== What the task requires ==
The lines to copy are those holding the string "icon" in the entries below.

== Source data ==
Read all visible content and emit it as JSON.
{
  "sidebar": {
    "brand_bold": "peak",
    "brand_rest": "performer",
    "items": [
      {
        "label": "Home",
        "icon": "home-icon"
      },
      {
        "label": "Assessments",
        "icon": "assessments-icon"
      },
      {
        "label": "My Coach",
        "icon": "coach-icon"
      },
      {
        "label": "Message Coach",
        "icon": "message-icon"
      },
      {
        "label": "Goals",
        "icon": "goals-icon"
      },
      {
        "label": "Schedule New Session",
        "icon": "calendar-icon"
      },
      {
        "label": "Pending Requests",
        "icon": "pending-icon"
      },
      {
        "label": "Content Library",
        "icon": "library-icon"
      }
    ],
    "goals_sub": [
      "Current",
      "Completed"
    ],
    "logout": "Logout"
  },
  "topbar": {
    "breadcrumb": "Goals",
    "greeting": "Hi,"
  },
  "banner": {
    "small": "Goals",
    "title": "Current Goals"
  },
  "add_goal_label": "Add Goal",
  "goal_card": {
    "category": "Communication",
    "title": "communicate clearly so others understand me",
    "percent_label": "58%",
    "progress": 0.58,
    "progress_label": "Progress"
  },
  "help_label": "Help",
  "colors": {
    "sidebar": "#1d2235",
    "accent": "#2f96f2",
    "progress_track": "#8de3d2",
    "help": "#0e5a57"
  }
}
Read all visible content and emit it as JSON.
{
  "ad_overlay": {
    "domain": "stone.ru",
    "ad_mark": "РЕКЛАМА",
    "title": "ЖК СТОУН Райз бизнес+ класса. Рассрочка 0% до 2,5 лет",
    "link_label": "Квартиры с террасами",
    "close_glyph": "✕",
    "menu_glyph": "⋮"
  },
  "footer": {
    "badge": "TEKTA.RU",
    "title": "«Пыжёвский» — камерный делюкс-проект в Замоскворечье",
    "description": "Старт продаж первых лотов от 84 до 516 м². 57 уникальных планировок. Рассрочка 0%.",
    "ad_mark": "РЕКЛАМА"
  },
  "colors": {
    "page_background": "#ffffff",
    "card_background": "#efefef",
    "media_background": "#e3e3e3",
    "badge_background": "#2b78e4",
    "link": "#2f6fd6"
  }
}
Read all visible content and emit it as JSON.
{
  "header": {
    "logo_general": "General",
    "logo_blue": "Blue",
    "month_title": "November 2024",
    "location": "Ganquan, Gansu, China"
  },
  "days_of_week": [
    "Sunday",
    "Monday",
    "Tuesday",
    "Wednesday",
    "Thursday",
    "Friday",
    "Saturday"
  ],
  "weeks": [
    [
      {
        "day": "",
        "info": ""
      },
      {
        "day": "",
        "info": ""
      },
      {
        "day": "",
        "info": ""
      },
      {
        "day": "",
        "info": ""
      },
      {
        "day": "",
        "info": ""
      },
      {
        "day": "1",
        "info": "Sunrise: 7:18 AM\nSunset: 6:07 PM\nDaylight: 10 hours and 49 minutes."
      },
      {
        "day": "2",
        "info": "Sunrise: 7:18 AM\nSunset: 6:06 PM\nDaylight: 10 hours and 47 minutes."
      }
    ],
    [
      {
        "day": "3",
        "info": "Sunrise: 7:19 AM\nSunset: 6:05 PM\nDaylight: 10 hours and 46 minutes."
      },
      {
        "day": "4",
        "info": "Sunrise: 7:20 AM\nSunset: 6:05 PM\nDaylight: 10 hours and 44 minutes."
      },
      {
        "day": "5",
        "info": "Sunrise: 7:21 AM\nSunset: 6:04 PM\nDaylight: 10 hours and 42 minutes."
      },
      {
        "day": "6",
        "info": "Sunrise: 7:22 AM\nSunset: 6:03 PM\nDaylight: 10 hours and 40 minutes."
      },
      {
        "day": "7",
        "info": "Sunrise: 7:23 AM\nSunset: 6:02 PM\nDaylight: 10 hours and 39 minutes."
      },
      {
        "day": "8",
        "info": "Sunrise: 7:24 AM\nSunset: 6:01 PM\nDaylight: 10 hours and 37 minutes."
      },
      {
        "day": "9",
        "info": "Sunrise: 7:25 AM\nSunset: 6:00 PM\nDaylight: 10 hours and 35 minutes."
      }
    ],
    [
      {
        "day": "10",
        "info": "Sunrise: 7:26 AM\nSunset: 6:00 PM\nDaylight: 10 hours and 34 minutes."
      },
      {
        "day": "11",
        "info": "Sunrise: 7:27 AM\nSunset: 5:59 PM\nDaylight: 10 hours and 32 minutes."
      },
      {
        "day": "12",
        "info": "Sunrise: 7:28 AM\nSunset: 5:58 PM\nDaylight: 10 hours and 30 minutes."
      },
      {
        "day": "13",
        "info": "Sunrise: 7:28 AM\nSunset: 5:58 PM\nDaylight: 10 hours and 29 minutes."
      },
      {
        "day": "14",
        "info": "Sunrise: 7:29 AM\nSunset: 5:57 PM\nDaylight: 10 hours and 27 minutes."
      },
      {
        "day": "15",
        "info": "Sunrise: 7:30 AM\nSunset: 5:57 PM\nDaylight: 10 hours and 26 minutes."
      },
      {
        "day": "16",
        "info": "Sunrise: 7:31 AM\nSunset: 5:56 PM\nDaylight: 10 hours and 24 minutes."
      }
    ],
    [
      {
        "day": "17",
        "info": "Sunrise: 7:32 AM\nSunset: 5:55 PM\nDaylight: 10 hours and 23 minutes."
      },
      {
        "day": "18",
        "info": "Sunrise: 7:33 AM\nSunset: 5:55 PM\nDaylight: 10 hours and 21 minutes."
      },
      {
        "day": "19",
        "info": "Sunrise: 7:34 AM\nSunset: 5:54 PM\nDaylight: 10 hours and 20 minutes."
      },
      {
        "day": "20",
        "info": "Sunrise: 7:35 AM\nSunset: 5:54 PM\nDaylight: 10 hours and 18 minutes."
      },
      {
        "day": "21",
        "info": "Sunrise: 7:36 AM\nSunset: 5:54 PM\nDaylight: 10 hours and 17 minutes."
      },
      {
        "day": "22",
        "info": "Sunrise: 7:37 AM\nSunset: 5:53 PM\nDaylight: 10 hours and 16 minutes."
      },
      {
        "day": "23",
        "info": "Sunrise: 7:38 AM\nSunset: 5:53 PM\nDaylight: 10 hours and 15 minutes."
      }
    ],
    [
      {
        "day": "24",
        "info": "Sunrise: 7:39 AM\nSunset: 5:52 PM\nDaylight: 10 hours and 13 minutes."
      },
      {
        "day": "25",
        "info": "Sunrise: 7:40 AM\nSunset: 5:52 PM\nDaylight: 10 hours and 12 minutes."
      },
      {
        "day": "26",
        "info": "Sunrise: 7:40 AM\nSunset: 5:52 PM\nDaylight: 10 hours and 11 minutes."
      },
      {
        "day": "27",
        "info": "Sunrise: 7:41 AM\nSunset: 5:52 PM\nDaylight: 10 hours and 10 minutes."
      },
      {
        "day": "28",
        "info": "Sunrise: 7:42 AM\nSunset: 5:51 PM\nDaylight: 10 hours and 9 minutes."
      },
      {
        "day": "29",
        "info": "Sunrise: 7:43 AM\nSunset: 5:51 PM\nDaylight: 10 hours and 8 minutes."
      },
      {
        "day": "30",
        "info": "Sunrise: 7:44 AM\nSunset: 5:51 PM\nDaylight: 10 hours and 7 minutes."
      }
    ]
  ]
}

== Response below ==
        "icon": "home-icon"
        "icon": "assessments-icon"
        "icon": "coach-icon"
        "icon": "message-icon"
        "icon": "goals-icon"
        "icon": "calendar-icon"
        "icon": "pending-icon"
        "icon": "library-icon"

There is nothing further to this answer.